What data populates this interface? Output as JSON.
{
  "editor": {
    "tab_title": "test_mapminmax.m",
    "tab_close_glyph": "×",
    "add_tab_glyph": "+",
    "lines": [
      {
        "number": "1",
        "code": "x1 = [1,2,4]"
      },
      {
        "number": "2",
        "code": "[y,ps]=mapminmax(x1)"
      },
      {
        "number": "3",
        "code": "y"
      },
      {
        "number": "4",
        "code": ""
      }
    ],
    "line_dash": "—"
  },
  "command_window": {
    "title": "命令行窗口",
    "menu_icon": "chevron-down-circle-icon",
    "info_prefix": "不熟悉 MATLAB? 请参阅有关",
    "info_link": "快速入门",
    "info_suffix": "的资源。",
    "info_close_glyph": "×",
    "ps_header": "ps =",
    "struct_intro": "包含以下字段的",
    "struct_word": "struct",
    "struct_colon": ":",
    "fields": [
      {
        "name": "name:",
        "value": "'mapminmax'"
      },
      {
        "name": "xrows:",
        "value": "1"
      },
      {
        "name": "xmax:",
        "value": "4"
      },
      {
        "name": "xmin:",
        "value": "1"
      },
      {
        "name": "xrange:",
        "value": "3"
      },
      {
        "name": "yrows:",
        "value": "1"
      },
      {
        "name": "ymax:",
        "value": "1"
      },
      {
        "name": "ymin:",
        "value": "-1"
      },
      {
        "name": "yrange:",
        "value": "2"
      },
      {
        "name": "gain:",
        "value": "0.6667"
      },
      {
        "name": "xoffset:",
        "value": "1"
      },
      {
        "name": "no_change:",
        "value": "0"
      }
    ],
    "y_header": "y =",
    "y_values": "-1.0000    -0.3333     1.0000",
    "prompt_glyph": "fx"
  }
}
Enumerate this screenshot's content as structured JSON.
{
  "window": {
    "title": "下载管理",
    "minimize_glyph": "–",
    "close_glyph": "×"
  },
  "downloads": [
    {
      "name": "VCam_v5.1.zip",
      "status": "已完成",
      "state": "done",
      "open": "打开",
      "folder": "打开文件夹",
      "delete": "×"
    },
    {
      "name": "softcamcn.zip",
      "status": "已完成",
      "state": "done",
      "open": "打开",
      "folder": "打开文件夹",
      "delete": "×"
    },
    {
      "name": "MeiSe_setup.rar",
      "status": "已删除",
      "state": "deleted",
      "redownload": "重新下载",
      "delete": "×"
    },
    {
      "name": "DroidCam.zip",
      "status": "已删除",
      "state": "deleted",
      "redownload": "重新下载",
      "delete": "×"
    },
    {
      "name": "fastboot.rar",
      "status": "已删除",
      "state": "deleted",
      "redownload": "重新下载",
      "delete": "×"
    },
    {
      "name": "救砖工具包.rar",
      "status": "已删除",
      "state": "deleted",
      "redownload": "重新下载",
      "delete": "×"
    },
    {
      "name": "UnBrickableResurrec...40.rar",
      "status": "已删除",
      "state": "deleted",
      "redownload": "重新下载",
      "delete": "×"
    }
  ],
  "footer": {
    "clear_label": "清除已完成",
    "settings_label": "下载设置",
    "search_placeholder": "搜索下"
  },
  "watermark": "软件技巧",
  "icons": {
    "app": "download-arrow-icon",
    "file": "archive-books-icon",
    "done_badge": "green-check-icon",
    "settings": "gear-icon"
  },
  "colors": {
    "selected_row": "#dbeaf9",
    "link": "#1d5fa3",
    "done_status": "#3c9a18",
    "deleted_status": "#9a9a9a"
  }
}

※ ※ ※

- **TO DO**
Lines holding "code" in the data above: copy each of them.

- **WRITTEN RESPONSE**
        "code": "x1 = [1,2,4]"
        "code": "[y,ps]=mapminmax(x1)"
        "code": "y"
        "code": ""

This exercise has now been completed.